§ **What is being asked**
Please repeat every entry that follows, keeping each one exactly the same.

§ **Provided records**
--
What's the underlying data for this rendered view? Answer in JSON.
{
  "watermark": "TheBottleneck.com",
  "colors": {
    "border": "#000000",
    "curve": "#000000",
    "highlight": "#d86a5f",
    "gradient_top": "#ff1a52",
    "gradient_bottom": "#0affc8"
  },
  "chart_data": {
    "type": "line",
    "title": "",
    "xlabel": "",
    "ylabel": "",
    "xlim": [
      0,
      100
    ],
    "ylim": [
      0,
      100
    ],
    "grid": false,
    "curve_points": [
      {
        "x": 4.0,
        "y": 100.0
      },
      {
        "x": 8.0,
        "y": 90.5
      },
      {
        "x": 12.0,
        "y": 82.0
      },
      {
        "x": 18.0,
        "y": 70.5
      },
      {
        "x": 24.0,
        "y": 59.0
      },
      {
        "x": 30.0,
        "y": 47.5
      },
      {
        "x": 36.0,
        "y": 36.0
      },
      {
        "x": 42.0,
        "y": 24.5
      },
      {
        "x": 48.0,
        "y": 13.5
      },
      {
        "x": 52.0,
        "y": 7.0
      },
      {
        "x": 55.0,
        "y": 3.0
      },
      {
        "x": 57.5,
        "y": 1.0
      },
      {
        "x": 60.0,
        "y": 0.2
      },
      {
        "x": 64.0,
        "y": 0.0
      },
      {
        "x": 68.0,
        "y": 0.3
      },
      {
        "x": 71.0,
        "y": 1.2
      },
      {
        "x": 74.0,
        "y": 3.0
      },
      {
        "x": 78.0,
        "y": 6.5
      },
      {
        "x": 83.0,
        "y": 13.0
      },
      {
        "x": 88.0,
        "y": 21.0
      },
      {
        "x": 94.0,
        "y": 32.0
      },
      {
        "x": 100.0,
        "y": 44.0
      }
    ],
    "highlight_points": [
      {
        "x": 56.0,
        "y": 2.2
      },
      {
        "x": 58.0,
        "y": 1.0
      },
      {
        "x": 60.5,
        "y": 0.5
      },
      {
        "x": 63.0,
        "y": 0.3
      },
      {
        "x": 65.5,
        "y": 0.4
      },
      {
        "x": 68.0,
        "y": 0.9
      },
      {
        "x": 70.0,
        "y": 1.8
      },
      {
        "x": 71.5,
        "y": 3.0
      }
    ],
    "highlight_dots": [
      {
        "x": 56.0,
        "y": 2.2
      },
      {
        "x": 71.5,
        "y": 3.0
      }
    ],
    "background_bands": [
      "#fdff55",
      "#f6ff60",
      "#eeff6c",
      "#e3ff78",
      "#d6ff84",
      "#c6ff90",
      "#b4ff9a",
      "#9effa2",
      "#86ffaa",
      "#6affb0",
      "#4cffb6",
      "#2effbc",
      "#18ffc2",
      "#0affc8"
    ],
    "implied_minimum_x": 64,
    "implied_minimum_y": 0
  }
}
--
§ **Written reply**
What's the underlying data for this rendered view? Answer in JSON.
{
  "watermark": "TheBottleneck.com",
  "colors": {
    "border": "#000000",
    "curve": "#000000",
    "highlight": "#d86a5f",
    "gradient_top": "#ff1a52",
    "gradient_bottom": "#0affc8"
  },
  "chart_data": {
    "type": "line",
    "title": "",
    "xlabel": "",
    "ylabel": "",
    "xlim": [
      0,
      100
    ],
    "ylim": [
      0,
      100
    ],
    "grid": false,
    "curve_points": [
      {
        "x": 4.0,
        "y": 100.0
      },
      {
        "x": 8.0,
        "y": 90.5
      },
      {
        "x": 12.0,
        "y": 82.0
      },
      {
        "x": 18.0,
        "y": 70.5
      },
      {
        "x": 24.0,
        "y": 59.0
      },
      {
        "x": 30.0,
        "y": 47.5
      },
      {
        "x": 36.0,
        "y": 36.0
      },
      {
        "x": 42.0,
        "y": 24.5
      },
      {
        "x": 48.0,
        "y": 13.5
      },
      {
        "x": 52.0,
        "y": 7.0
      },
      {
        "x": 55.0,
        "y": 3.0
      },
      {
        "x": 57.5,
        "y": 1.0
      },
      {
        "x": 60.0,
        "y": 0.2
      },
      {
        "x": 64.0,
        "y": 0.0
      },
      {
        "x": 68.0,
        "y": 0.3
      },
      {
        "x": 71.0,
        "y": 1.2
      },
      {
        "x": 74.0,
        "y": 3.0
      },
      {
        "x": 78.0,
        "y": 6.5
      },
      {
        "x": 83.0,
        "y": 13.0
      },
      {
        "x": 88.0,
        "y": 21.0
      },
      {
        "x": 94.0,
        "y": 32.0
      },
      {
        "x": 100.0,
        "y": 44.0
      }
    ],
    "highlight_points": [
      {
        "x": 56.0,
        "y": 2.2
      },
      {
        "x": 58.0,
        "y": 1.0
      },
      {
        "x": 60.5,
        "y": 0.5
      },
      {
        "x": 63.0,
        "y": 0.3
      },
      {
        "x": 65.5,
        "y": 0.4
      },
      {
        "x": 68.0,
        "y": 0.9
      },
      {
        "x": 70.0,
        "y": 1.8
      },
      {
        "x": 71.5,
        "y": 3.0
      }
    ],
    "highlight_dots": [
      {
        "x": 56.0,
        "y": 2.2
      },
      {
        "x": 71.5,
        "y": 3.0
      }
    ],
    "background_bands": [
      "#fdff55",
      "#f6ff60",
      "#eeff6c",
      "#e3ff78",
      "#d6ff84",
      "#c6ff90",
      "#b4ff9a",
      "#9effa2",
      "#86ffaa",
      "#6affb0",
      "#4cffb6",
      "#2effbc",
      "#18ffc2",
      "#0affc8"
    ],
    "implied_minimum_x": 64,
    "implied_minimum_y": 0
  }
}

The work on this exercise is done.